The journal article can be viewed here (http://www.nature.com/bjc/journal/v101/n8/full/6605314a.html)

David A. Corriveau | EurekAlert!
Further information:
http://www.dartmouth.edu
http://www.nature.com/bjc/journal/v101/n8/full/6605314a.html

More articles from Health and Medicine:

nachricht Neutrons produce first direct 3D maps of water during cell membrane fusion
21.09.2018 | DOE/Oak Ridge National Laboratory

nachricht Narcolepsy, scientists unmask the culprit of an enigmatic disease
20.09.2018 | Universitätsspital Bern

All articles from Health and Medicine >>>

The most recent press releases about innovation >>>

Die letzten 5 Focus-News des innovations-reports im Überblick:

Im Focus: Scientists present new observations to understand the phase transition in quantum chromodynamics

The building blocks of matter in our universe were formed in the first 10 microseconds of its existence, according to the currently accepted scientific picture. After the Big Bang about 13.7 billion years ago, matter consisted mainly of quarks and gluons, two types of elementary particles whose interactions are governed by quantum chromodynamics (QCD), the theory of strong interaction. In the early universe, these particles moved (nearly) freely in a quark-gluon plasma.

This is a joint press release of University Muenster and Heidelberg as well as the GSI Helmholtzzentrum für Schwerionenforschung in Darmstadt.

Then, in a phase transition, they combined and formed hadrons, among them the building blocks of atomic nuclei, protons and neutrons. In the current issue of...

Im Focus: Patented nanostructure for solar cells: Rough optics, smooth surface

Thin-film solar cells made of crystalline silicon are inexpensive and achieve efficiencies of a good 14 percent. However, they could do even better if their shiny surfaces reflected less light. A team led by Prof. Christiane Becker from the Helmholtz-Zentrum Berlin (HZB) has now patented a sophisticated new solution to this problem.

"It is not enough simply to bring more light into the cell," says Christiane Becker. Such surface structures can even ultimately reduce the efficiency by...

Im Focus: New soft coral species discovered in Panama

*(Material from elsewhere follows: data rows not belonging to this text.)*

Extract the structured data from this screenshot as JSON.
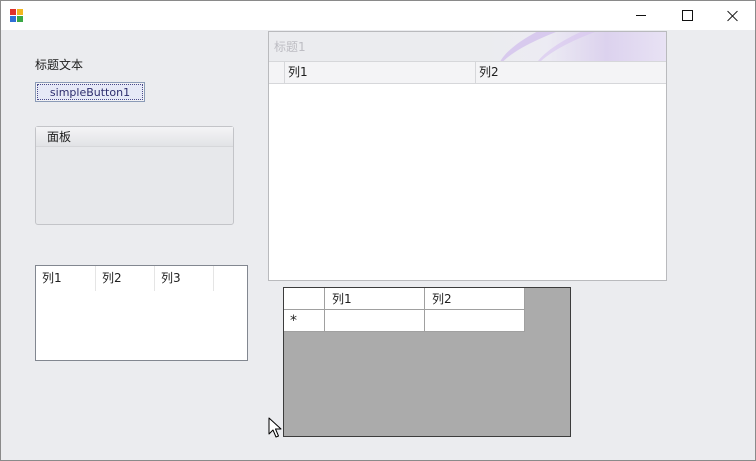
{
  "titlebar": {
    "title": "",
    "icon": "winforms-app-icon",
    "controls": {
      "minimize_icon": "minimize-icon",
      "maximize_icon": "maximize-icon",
      "close_icon": "close-icon"
    }
  },
  "label1": {
    "text": "标题文本"
  },
  "simple_button": {
    "label": "simpleButton1"
  },
  "group_panel": {
    "caption": "面板"
  },
  "list_view": {
    "columns": [
      "列1",
      "列2",
      "列3"
    ]
  },
  "grid_control": {
    "caption": "标题1",
    "columns": [
      "列1",
      "列2"
    ]
  },
  "data_grid_view": {
    "columns": [
      "列1",
      "列2"
    ],
    "new_row_indicator": "*",
    "rows": [
      [
        "",
        ""
      ]
    ]
  },
  "cursor": {
    "icon": "mouse-pointer-icon"
  }
}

A study in the journal Bulletin of Marine Science describes a new, blood-red species of octocoral found in Panama. The species in the genus Thesea was discovered in the threatened low-light reef environment on Hannibal Bank, 60 kilometers off mainland Pacific Panama, by researchers at the Smithsonian Tropical Research Institute in Panama (STRI) and the Centro de Investigación en Ciencias del Mar y Limnología (CIMAR) at the University of Costa Rica.

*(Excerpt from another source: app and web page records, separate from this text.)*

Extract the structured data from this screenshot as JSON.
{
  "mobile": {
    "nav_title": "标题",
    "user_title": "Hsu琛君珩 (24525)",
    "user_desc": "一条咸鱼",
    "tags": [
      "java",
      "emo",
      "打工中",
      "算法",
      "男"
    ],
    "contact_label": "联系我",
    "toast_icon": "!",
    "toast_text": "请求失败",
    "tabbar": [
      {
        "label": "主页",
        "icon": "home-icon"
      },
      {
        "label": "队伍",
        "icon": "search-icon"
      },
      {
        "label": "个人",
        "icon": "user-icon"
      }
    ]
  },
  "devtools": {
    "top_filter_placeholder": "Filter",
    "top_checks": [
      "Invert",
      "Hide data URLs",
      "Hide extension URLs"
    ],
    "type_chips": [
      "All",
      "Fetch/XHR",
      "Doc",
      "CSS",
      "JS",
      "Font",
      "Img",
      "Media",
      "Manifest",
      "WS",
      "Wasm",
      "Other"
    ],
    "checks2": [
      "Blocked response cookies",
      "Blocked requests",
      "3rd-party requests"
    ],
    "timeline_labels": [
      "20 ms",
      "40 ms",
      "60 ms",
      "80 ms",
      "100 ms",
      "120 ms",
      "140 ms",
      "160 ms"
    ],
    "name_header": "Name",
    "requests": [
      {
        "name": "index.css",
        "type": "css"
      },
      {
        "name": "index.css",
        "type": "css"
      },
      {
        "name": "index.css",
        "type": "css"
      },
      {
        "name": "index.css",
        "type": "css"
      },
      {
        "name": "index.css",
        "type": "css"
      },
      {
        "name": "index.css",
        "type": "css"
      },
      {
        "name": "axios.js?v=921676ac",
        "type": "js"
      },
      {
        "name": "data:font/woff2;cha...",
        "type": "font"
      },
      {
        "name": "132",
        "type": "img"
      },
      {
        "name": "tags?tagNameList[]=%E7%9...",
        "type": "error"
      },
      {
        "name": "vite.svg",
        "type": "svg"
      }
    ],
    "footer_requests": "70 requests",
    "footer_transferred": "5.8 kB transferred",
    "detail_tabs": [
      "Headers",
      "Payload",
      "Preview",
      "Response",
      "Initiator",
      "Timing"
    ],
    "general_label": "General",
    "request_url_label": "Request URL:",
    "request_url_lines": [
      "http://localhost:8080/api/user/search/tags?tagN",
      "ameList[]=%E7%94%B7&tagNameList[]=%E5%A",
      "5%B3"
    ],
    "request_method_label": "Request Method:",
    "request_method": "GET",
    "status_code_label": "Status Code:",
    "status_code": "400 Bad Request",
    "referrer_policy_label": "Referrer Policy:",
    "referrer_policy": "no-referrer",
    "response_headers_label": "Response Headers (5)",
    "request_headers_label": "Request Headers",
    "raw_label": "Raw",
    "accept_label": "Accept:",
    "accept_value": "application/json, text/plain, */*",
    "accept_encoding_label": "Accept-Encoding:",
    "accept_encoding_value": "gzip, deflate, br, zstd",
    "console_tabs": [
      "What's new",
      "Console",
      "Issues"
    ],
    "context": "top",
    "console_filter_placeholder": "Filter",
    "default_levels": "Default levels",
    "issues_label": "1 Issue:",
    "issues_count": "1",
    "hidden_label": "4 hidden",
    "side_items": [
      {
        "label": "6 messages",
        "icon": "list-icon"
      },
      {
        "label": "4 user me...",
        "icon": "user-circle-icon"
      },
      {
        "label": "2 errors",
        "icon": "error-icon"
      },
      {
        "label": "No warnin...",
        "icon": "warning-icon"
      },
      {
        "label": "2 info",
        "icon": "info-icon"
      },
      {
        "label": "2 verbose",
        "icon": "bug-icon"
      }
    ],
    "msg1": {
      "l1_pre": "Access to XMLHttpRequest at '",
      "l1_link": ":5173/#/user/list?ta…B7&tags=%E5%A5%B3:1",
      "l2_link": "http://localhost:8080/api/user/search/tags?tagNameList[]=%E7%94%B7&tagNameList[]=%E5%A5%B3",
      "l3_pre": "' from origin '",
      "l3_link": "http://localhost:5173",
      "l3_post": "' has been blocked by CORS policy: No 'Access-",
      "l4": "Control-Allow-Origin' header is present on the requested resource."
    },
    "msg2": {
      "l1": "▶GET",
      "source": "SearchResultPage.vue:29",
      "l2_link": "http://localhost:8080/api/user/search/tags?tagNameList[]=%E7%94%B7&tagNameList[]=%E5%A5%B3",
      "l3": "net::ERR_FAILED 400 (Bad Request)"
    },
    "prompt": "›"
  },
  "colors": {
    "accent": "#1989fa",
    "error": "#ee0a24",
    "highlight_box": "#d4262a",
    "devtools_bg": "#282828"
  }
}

Scientists established the new species, Thesea dalioi, by comparing its physical traits, such as branch thickness and the bright red colony color, with the...

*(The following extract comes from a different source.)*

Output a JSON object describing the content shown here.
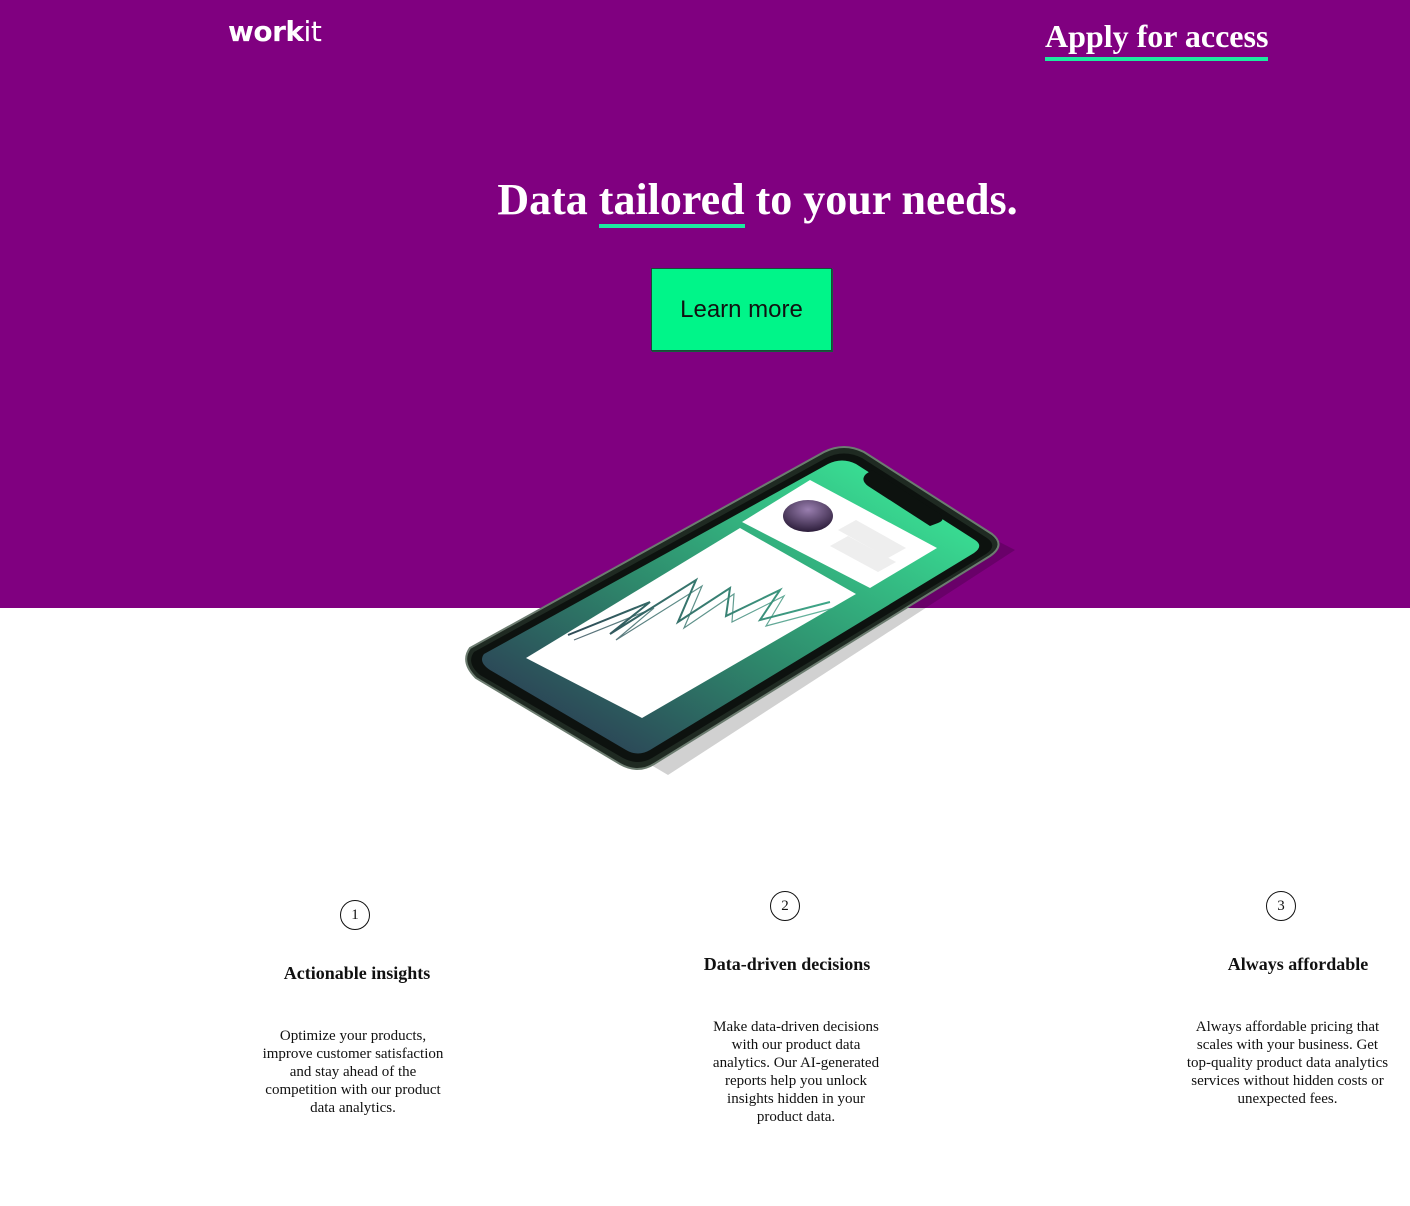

Im Focus: New devices based on rust could reduce excess heat in computers

Physicists explore long-distance information transmission in antiferromagnetic iron oxide

Scientists have succeeded in observing the first long-distance transfer of information in a magnetic group of materials known as antiferromagnets.

Im Focus: Finding Nemo's genes

An international team of researchers has mapped Nemo's genome

An international team of researchers has mapped Nemo's genome, providing the research community with an invaluable resource to decode the response of fish to...

All Focus news of the innovation-report >>>

Anzeige

Anzeige

VideoLinks
Industry & Economy
Event News

"Boston calling": TU Berlin and the Weizenbaum Institute organize a conference in USA

21.09.2018 | Event News

One of the world’s most prominent strategic forums for global health held in Berlin in October 2018

03.09.2018 | Event News

4th Intelligent Materials - European Symposium on Intelligent Materials

27.08.2018 | Event News

 
Latest News

Astrophysicists measure precise rotation pattern of sun-like stars for the first time

21.09.2018 | Physics and Astronomy

Brought to light – chromobodies reveal changes in endogenous protein concentration in living cells

21.09.2018 | Life Sciences

"Boston calling": TU Berlin and the Weizenbaum Institute organize a conference in USA

21.09.2018 | Event News

VideoLinks
Science & Research
Overview of more VideoLinks >>>